A pat on the back for Jack Wilshere who resolutely refused to let Arsenal go quietly into the night, but it was alarming how little of that same fight there was from players who should know better. Per Mertesacker caved in far too easily; Santi Cazorla did not perform as befitting a Spain international and Bacary Sagna looked like a man who is focussing on his summer departure.
Kroos' goal was struck ruthlessly from the edge of the box, a volley into the ground that burst past Wojciech Szczesny. Kroos had been given only a little space to measure up Müller's cross from the right but even a little space is too much to allow this Bayern team.
Bayern did not give Arsenal room to breathe and by the time the players headed down the tunnel at half-time it was difficult to recall a single meaningful chance for the home side. There was a rare appearance at the Emirates from Stan Kroenke, the club's de facto owner, who is elusive at the best of times – and these really are not the best of times.
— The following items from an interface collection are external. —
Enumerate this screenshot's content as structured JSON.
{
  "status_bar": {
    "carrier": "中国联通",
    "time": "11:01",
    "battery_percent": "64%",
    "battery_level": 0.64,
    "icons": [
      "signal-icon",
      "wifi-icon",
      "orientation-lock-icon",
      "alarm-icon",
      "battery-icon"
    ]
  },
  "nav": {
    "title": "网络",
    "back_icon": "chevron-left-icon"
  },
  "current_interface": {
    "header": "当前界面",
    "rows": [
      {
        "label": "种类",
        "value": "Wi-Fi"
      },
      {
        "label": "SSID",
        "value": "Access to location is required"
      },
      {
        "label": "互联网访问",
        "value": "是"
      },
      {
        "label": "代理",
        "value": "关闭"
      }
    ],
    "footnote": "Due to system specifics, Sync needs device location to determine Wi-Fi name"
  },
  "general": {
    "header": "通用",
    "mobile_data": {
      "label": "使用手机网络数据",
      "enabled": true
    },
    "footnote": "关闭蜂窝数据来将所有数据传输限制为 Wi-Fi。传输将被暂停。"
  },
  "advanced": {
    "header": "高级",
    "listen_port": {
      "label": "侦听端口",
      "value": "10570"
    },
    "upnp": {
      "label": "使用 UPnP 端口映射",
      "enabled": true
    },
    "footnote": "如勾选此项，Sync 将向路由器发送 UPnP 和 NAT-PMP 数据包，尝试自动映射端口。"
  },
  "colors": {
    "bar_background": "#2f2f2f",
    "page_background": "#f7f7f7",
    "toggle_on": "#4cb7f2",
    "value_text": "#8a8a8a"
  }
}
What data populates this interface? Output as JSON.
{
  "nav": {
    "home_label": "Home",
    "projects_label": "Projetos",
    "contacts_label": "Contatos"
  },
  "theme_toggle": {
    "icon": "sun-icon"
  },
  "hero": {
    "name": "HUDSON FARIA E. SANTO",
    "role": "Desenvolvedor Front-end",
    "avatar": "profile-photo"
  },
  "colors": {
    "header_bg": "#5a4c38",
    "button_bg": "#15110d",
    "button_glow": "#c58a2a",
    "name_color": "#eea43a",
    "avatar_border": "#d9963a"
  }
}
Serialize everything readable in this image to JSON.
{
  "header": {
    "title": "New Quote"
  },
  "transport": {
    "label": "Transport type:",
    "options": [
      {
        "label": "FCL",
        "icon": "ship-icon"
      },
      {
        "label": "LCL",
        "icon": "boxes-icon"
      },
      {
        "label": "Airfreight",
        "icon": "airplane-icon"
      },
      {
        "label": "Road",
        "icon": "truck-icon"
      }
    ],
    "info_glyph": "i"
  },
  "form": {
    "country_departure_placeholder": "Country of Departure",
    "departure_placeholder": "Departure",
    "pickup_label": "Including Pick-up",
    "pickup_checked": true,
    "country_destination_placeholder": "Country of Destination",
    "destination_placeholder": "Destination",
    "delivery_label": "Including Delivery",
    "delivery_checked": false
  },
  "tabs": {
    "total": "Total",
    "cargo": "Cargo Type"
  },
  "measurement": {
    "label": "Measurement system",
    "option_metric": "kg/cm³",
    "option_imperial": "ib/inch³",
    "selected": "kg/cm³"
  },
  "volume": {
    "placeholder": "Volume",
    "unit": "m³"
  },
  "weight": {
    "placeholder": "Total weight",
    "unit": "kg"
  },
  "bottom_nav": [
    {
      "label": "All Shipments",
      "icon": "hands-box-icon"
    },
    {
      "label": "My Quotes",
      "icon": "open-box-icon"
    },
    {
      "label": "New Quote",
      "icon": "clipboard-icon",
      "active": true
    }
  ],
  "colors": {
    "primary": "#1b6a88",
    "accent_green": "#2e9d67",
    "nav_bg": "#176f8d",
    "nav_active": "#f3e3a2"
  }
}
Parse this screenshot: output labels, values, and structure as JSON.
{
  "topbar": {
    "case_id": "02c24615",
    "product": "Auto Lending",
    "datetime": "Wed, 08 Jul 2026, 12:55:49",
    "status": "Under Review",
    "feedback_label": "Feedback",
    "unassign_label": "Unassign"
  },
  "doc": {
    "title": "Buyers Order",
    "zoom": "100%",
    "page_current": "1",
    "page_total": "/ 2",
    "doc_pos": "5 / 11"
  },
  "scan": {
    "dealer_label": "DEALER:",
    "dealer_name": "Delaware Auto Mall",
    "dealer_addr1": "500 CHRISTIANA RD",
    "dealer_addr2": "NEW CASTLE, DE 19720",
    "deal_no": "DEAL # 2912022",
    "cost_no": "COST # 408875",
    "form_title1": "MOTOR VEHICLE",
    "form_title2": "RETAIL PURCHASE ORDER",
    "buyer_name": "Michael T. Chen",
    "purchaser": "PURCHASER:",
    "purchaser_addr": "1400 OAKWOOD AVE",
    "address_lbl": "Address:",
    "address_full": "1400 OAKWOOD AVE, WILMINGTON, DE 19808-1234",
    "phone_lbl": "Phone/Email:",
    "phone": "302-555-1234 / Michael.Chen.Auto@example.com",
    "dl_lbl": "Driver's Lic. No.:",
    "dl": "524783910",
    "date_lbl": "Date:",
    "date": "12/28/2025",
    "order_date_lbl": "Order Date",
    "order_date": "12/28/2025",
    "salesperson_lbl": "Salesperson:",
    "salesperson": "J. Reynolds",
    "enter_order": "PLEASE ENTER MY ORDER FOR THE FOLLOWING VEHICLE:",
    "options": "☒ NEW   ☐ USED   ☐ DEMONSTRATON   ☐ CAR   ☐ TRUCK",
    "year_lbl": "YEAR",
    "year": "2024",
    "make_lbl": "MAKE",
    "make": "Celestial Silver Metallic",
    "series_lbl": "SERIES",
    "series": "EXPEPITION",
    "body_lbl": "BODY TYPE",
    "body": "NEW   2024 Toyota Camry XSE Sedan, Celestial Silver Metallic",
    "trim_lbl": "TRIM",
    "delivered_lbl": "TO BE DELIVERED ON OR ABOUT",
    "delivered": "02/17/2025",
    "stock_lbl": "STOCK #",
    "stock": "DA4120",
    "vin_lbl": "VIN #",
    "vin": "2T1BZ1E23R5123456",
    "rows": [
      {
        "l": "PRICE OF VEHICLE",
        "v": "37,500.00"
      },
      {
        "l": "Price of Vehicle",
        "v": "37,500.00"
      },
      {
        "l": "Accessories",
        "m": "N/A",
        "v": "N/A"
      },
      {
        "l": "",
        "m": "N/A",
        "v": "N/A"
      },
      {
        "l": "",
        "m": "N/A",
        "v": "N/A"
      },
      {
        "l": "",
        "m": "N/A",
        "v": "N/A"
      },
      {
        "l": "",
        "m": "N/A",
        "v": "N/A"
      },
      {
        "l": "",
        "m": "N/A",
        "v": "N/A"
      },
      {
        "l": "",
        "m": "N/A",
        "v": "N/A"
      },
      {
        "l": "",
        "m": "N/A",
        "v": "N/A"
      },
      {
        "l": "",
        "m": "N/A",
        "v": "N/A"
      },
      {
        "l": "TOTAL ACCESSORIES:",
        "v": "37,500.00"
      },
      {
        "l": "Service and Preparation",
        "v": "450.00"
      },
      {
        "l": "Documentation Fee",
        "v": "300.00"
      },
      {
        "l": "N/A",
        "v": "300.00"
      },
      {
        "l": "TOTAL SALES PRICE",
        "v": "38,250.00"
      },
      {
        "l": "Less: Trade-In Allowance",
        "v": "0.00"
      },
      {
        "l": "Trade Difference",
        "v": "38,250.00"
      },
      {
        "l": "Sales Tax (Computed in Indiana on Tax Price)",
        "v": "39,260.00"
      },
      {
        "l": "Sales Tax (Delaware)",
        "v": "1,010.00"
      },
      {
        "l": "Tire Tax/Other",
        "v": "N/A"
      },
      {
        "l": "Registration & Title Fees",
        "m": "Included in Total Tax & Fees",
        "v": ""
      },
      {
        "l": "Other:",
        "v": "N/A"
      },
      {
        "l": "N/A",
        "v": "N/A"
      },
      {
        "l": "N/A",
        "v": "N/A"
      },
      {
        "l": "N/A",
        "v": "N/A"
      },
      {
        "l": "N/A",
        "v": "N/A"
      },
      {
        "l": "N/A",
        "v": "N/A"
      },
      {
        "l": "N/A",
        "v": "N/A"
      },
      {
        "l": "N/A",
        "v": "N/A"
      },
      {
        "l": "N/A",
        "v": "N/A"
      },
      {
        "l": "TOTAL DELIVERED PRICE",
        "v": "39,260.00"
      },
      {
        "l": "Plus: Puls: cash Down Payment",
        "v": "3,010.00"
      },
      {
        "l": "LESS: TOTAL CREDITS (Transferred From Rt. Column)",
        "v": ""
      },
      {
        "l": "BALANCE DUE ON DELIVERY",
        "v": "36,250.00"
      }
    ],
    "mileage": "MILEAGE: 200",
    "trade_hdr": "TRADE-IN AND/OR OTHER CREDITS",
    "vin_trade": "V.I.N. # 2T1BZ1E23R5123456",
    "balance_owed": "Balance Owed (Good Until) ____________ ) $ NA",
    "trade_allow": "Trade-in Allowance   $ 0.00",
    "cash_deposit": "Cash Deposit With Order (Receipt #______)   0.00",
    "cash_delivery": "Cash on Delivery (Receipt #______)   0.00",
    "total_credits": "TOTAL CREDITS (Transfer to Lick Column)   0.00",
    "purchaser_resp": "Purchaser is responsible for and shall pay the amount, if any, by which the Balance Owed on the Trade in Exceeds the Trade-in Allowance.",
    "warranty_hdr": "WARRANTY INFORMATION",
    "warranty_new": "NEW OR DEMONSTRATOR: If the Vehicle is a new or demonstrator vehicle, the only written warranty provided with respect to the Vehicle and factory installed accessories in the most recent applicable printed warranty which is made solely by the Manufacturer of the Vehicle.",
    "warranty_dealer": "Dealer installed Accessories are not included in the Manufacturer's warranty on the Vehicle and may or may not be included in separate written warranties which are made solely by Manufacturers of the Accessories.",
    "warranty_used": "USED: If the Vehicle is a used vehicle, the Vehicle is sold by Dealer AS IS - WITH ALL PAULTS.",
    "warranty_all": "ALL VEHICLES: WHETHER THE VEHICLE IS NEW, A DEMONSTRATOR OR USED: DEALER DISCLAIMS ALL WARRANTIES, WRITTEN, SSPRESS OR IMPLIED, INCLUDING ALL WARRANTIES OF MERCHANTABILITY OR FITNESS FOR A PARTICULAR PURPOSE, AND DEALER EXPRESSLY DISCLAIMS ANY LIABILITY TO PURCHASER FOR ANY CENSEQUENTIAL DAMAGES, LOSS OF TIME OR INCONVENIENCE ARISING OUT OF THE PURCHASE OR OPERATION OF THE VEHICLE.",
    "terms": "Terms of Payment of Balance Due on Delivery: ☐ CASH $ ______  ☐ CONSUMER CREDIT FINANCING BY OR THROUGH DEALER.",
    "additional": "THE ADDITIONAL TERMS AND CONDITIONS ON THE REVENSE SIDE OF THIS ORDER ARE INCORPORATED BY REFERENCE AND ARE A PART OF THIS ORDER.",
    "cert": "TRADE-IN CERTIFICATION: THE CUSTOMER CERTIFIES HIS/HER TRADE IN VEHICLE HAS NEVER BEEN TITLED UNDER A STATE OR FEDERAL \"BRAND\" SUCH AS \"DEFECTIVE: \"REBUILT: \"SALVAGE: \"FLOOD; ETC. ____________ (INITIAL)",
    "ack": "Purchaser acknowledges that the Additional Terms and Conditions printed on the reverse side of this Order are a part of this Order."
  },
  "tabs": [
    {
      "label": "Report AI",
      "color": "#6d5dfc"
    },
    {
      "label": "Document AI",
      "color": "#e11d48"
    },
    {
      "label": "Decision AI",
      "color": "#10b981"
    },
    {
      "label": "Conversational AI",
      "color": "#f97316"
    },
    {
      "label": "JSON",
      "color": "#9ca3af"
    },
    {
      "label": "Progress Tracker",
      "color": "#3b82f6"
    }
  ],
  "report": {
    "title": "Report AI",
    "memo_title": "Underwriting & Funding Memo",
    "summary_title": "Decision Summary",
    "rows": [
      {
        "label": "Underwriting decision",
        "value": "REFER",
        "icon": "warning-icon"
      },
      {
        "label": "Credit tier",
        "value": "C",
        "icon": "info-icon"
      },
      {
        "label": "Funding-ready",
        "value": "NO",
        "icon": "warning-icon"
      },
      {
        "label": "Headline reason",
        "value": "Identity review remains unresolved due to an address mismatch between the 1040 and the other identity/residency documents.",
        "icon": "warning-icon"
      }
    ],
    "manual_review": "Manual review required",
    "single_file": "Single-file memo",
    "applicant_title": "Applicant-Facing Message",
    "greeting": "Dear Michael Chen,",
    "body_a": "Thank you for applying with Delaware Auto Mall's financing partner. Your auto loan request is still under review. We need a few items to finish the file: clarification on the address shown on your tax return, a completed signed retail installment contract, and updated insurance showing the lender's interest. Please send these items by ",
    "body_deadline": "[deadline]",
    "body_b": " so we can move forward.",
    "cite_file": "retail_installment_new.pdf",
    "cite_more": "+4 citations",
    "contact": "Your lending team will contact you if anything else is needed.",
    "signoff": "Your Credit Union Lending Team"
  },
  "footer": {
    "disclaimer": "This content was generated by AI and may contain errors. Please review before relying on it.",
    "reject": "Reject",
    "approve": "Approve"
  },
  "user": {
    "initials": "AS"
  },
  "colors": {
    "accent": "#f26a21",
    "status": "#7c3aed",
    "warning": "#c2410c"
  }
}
The second goal was a bad one for Szczesny who pushed a Daniel van Buyten header from Kroos' corner away from goal unconvincingly. From a few yards out, Müller, starting ahead of Arjen Robben lunged at the ball and put it in. Bayern might have had a third goal when Mandzukic put a header wide of the goal just before the break.
At times like this there is a lot to be said for a steadfast refusal on the part of someone, anyone, not to be humiliated. Wilshere was a bulwark against Bayern last night and he was consistently at the heart of the best that Arsenal did. His free-kick broke for Mertesacker in the box on 33 minutes but as the defender steadied himself for the shot, Kroos was there again to block.
The malaise that had affected Arsenal's first-half performances has become so common a feature that in the previous matchday programme the club published a league table counting only second half goals. Funnily enough, Arsenal were top. At the very least it gives a disgruntled Emirates half-time crowd some reason to hope.
It is a tendency to chase lost causes that marks out Arsenal, and the more hopeless the better. When Podolski scored on 55 minutes the stadium was lifted and for a short time it looked like they might even salvage a draw, albeit an expensive one as far as away goals were concerned.
The home side enjoyed a touch of good fortune in winning the corner from which the goal was scored. Wilshere's shot deflected behind off Podolski and the Norwegian referee, who was jumpy all night, mistakenly gave a corner. Manuel Neuer misjudged Wilshere's ball in and Podolski headed it in after a bounce.
That was the time for Arsenal to seek out an equaliser and they threw what they could at it. There was an inspired run by Bayern old-boy Podolski past Lahm. Then on came Olivier Giroud and Tomas Rosicky who were integral to Arsenal's best move of the match. From Rosicky the ball went wide to Theo Walcott, moved out to the right wing. His cross found Giroud who hit a shot straight at Neuer.
Anywhere else and it might have gone in. But with 12 minutes remaining Bayern scored again. Mandzukic held the ball up from where it went to Robben, on as a substitute, then Lahm whose cross to the back post found Mandzukic again to score, with the lamentable Sagna trailing in behind.
Despair had turned to resignation long before the end for the home support and a few stayed to applaud Bayern off. The Premier League title race has gone, and so too the domestic cups. They have a return leg to fulfil in Bayern, although really all that matters now is a Champions League place next season, which has never felt more like a trophy of sorts.
Man of the match Kroos.
Match rating 7/10.
Referee S Moen (Nor).